Problem details: Restate every record that follows, keeping it exact.

[Data for analysis Boundary: Start]

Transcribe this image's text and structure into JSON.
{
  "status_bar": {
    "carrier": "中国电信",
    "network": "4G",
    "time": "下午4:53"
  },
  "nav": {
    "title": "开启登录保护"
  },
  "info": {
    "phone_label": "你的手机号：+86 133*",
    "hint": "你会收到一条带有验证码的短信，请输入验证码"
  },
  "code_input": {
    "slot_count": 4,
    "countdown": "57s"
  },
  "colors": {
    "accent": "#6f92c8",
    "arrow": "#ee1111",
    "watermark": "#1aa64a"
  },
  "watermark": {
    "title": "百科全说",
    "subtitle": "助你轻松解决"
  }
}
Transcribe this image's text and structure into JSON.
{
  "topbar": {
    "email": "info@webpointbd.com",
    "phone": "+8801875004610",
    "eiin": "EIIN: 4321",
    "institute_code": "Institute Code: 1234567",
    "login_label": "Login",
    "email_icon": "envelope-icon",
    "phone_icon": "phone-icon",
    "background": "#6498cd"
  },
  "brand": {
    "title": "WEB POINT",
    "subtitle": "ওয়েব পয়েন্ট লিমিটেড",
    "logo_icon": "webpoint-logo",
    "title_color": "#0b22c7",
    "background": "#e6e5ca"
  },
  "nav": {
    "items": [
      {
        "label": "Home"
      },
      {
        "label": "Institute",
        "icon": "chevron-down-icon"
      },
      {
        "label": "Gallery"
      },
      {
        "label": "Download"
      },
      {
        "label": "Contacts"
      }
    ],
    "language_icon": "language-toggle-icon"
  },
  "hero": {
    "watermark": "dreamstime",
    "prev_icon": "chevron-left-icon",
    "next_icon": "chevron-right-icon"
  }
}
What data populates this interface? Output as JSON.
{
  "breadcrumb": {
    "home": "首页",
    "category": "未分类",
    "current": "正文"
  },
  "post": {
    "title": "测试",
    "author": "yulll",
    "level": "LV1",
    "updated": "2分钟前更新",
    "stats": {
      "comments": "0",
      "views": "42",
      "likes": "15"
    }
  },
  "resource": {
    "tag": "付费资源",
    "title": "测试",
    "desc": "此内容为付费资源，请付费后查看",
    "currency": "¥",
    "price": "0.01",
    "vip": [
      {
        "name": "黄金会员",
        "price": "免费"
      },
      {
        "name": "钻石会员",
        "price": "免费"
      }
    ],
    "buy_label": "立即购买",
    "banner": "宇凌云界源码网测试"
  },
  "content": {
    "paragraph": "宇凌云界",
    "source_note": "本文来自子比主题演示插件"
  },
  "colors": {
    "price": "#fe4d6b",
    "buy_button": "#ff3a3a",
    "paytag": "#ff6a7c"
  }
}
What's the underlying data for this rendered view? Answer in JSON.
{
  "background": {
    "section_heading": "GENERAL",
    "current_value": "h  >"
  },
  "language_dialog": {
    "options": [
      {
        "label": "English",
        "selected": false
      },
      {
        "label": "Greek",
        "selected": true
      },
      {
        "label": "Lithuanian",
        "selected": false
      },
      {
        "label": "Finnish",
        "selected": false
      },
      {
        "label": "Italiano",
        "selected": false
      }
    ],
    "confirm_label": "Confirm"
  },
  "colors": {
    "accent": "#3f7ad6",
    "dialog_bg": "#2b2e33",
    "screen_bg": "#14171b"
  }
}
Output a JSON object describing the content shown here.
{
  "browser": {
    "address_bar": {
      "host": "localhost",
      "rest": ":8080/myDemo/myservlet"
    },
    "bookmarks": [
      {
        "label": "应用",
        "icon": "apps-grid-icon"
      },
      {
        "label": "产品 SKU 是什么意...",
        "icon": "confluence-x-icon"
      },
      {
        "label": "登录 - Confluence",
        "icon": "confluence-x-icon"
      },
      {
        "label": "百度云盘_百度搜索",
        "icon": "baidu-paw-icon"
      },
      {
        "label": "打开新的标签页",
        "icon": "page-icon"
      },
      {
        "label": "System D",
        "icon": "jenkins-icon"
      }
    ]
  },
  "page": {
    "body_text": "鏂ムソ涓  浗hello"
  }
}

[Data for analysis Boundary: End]

The answer:
Transcribe this image's text and structure into JSON.
{
  "status_bar": {
    "carrier": "中国电信",
    "network": "4G",
    "time": "下午4:53"
  },
  "nav": {
    "title": "开启登录保护"
  },
  "info": {
    "phone_label": "你的手机号：+86 133*",
    "hint": "你会收到一条带有验证码的短信，请输入验证码"
  },
  "code_input": {
    "slot_count": 4,
    "countdown": "57s"
  },
  "colors": {
    "accent": "#6f92c8",
    "arrow": "#ee1111",
    "watermark": "#1aa64a"
  },
  "watermark": {
    "title": "百科全说",
    "subtitle": "助你轻松解决"
  }
}
Transcribe this image's text and structure into JSON.
{
  "topbar": {
    "email": "info@webpointbd.com",
    "phone": "+8801875004610",
    "eiin": "EIIN: 4321",
    "institute_code": "Institute Code: 1234567",
    "login_label": "Login",
    "email_icon": "envelope-icon",
    "phone_icon": "phone-icon",
    "background": "#6498cd"
  },
  "brand": {
    "title": "WEB POINT",
    "subtitle": "ওয়েব পয়েন্ট লিমিটেড",
    "logo_icon": "webpoint-logo",
    "title_color": "#0b22c7",
    "background": "#e6e5ca"
  },
  "nav": {
    "items": [
      {
        "label": "Home"
      },
      {
        "label": "Institute",
        "icon": "chevron-down-icon"
      },
      {
        "label": "Gallery"
      },
      {
        "label": "Download"
      },
      {
        "label": "Contacts"
      }
    ],
    "language_icon": "language-toggle-icon"
  },
  "hero": {
    "watermark": "dreamstime",
    "prev_icon": "chevron-left-icon",
    "next_icon": "chevron-right-icon"
  }
}
What data populates this interface? Output as JSON.
{
  "breadcrumb": {
    "home": "首页",
    "category": "未分类",
    "current": "正文"
  },
  "post": {
    "title": "测试",
    "author": "yulll",
    "level": "LV1",
    "updated": "2分钟前更新",
    "stats": {
      "comments": "0",
      "views": "42",
      "likes": "15"
    }
  },
  "resource": {
    "tag": "付费资源",
    "title": "测试",
    "desc": "此内容为付费资源，请付费后查看",
    "currency": "¥",
    "price": "0.01",
    "vip": [
      {
        "name": "黄金会员",
        "price": "免费"
      },
      {
        "name": "钻石会员",
        "price": "免费"
      }
    ],
    "buy_label": "立即购买",
    "banner": "宇凌云界源码网测试"
  },
  "content": {
    "paragraph": "宇凌云界",
    "source_note": "本文来自子比主题演示插件"
  },
  "colors": {
    "price": "#fe4d6b",
    "buy_button": "#ff3a3a",
    "paytag": "#ff6a7c"
  }
}
What's the underlying data for this rendered view? Answer in JSON.
{
  "background": {
    "section_heading": "GENERAL",
    "current_value": "h  >"
  },
  "language_dialog": {
    "options": [
      {
        "label": "English",
        "selected": false
      },
      {
        "label": "Greek",
        "selected": true
      },
      {
        "label": "Lithuanian",
        "selected": false
      },
      {
        "label": "Finnish",
        "selected": false
      },
      {
        "label": "Italiano",
        "selected": false
      }
    ],
    "confirm_label": "Confirm"
  },
  "colors": {
    "accent": "#3f7ad6",
    "dialog_bg": "#2b2e33",
    "screen_bg": "#14171b"
  }
}
Output a JSON object describing the content shown here.
{
  "browser": {
    "address_bar": {
      "host": "localhost",
      "rest": ":8080/myDemo/myservlet"
    },
    "bookmarks": [
      {
        "label": "应用",
        "icon": "apps-grid-icon"
      },
      {
        "label": "产品 SKU 是什么意...",
        "icon": "confluence-x-icon"
      },
      {
        "label": "登录 - Confluence",
        "icon": "confluence-x-icon"
      },
      {
        "label": "百度云盘_百度搜索",
        "icon": "baidu-paw-icon"
      },
      {
        "label": "打开新的标签页",
        "icon": "page-icon"
      },
      {
        "label": "System D",
        "icon": "jenkins-icon"
      }
    ]
  },
  "page": {
    "body_text": "鏂ムソ涓  浗hello"
  }
}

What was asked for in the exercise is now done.